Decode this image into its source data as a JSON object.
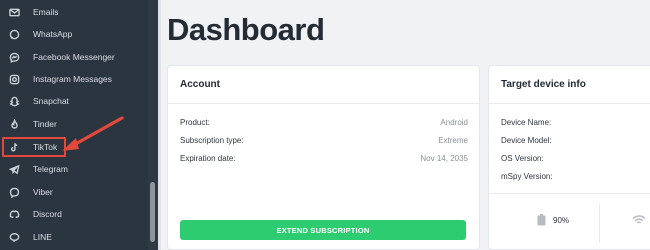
{
  "sidebar": {
    "items": [
      {
        "label": "Emails",
        "icon": "envelope-icon"
      },
      {
        "label": "WhatsApp",
        "icon": "whatsapp-icon"
      },
      {
        "label": "Facebook Messenger",
        "icon": "messenger-icon"
      },
      {
        "label": "Instagram Messages",
        "icon": "instagram-icon"
      },
      {
        "label": "Snapchat",
        "icon": "snapchat-icon"
      },
      {
        "label": "Tinder",
        "icon": "tinder-icon"
      },
      {
        "label": "TikTok",
        "icon": "tiktok-icon"
      },
      {
        "label": "Telegram",
        "icon": "telegram-icon"
      },
      {
        "label": "Viber",
        "icon": "viber-icon"
      },
      {
        "label": "Discord",
        "icon": "discord-icon"
      },
      {
        "label": "LINE",
        "icon": "line-icon"
      }
    ],
    "highlighted": "TikTok"
  },
  "page": {
    "title": "Dashboard"
  },
  "account": {
    "title": "Account",
    "rows": [
      {
        "key": "Product:",
        "value": "Android"
      },
      {
        "key": "Subscription type:",
        "value": "Extreme"
      },
      {
        "key": "Expiration date:",
        "value": "Nov 14, 2035"
      }
    ],
    "cta_label": "EXTEND SUBSCRIPTION"
  },
  "target": {
    "title": "Target device info",
    "rows": [
      "Device Name:",
      "Device Model:",
      "OS Version:",
      "mSpy Version:"
    ],
    "battery": "90%"
  },
  "colors": {
    "sidebar_bg": "#2b3540",
    "accent_green": "#2ecc71",
    "highlight_red": "#e2483b"
  }
}
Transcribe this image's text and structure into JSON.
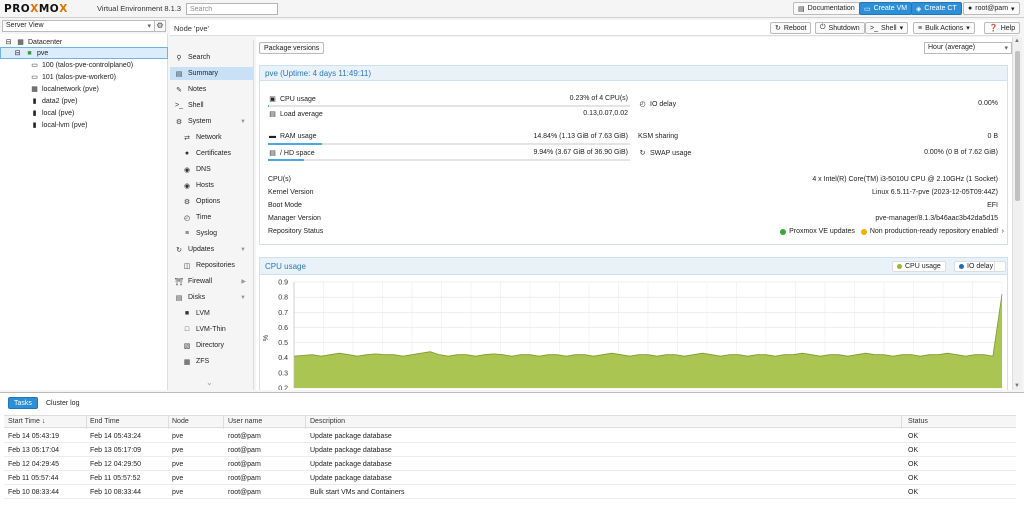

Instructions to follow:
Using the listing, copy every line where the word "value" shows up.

Task response:
        "value": "Android"
        "value": "Extreme"
        "value": "Nov 14, 2035"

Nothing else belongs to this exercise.